A local producer from the western division of New South Wales has secured Lake Stewart Station for expansion.
Simon McIntyre from Nutrien Harcourts was unable to disclose the name of the buyer or the price paid, however when the property was listed for sale in March it was anticipated to make in excess of $5 million.
The 67,955ha Lake Stewart Station, 80km west of Tibooburra and 390km north of Broken Hill, is suitable for both cattle and sheep.
It has been lightly stocked with 1500 ewes and 200 head of cattle but is capable of running 10,000 dry sheep equivalents plus 200 breeding cows and followers.
Lake Stewart was the last of Kelvin Westbrook’s station holdings.
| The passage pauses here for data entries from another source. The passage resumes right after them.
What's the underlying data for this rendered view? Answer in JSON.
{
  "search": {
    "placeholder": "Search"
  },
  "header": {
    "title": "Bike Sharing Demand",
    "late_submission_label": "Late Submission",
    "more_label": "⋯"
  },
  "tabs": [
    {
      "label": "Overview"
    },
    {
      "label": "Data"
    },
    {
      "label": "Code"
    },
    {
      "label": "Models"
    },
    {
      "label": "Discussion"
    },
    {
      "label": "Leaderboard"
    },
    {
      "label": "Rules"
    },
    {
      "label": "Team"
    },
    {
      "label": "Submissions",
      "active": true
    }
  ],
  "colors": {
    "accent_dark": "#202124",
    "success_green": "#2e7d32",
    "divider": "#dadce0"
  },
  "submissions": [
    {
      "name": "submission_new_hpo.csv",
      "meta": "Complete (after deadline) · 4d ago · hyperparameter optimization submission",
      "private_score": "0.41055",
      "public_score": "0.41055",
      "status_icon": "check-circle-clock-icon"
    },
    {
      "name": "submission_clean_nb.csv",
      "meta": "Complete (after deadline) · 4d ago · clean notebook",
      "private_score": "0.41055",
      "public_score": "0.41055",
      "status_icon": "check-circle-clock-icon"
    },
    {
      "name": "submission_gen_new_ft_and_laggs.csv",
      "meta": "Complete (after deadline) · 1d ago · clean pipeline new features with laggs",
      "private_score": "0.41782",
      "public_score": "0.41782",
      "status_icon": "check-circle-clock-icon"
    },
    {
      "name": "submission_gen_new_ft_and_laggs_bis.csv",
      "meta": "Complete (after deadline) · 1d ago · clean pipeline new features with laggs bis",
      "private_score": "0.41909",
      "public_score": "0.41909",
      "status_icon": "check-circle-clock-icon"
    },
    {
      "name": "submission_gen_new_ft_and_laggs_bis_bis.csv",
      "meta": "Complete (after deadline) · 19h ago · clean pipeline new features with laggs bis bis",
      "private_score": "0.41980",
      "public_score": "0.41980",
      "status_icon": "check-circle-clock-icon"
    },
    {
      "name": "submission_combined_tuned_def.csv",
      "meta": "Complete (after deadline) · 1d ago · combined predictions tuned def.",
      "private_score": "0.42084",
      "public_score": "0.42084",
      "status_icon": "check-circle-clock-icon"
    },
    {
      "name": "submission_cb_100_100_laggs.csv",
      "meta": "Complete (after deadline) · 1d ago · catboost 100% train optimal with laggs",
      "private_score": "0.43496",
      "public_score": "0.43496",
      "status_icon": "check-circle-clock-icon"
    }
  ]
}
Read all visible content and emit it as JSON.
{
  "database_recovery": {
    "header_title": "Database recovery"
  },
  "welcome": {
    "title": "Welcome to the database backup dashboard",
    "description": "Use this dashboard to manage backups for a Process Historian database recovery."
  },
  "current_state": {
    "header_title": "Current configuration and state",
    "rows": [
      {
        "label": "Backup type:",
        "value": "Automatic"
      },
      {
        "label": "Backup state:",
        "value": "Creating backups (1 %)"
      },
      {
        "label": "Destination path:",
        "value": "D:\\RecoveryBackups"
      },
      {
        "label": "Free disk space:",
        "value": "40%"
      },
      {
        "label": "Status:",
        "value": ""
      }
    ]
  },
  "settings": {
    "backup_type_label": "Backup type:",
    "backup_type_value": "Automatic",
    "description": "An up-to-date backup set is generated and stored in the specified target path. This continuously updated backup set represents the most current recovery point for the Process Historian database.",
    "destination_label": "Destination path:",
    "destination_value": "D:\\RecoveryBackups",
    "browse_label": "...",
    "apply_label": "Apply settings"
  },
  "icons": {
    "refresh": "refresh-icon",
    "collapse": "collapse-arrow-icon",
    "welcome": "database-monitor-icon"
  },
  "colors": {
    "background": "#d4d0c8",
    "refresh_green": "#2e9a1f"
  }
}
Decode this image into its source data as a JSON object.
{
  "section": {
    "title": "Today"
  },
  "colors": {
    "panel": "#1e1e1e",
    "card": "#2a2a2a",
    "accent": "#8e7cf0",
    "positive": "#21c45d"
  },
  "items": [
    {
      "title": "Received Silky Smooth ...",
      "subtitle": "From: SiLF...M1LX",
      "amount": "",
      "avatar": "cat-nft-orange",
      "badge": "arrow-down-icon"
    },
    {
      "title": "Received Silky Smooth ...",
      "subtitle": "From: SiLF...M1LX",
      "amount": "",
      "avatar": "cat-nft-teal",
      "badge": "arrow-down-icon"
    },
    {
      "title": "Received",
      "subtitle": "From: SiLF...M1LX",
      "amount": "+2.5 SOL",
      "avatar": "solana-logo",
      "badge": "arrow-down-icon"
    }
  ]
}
Over the years, he has sold three adjoining western division pastoral leases and will now relocate and focus on developing his lamb and irrigation property in South Australia’s Riverland.
The country features open plains, rolling sandhills and productive valleys with alluvial flats.
A significant pipeline watering system from two bores services the station, supported by 13 dams.
Oakey’s Mountain Glen secured for backgrounding
A good-sized parcel of grazing and irrigation land within a short commute to Toowoomba in southern Queensland has made $4.5 million.
John Hurley, who owns a Wagyu live export quarantine facility, purchased the 272ha Mountain Glen for backgrounding cattle.
Located 10 minutes from Oakey and 20 minutes west of Toowoomba, the property has been described as an ideal cattle depot due to its sought-after road train access and its ability to turn off an estimated 500 to 600 head a year.
For the past four years it has been held by Albury-Wodonga based Newman Pastoral Co which has purchased country elsewhere.
The renowned soft self-mulching creek flats on Mountain Glen gently rise to elevated and shaded basalt ridge country growing improved pastures, buffel and panic grass.
There is around 160ha of cultivation ideal for any grain, fodder, hay or lucerne growing venture.
Mountain Glen is watered by two equipped bores and three irrigation licences and most of the internal fencing has been renewed in the last two months.
The hill on Mountain Glen has been tested and around four million tonnes of blue metal is available for quarrying, but has not yet been licenced for commercial use.
Michael Tomlinson and John Massey from Webster Cavanagh Rural handled the sale, which included 160ha of oats.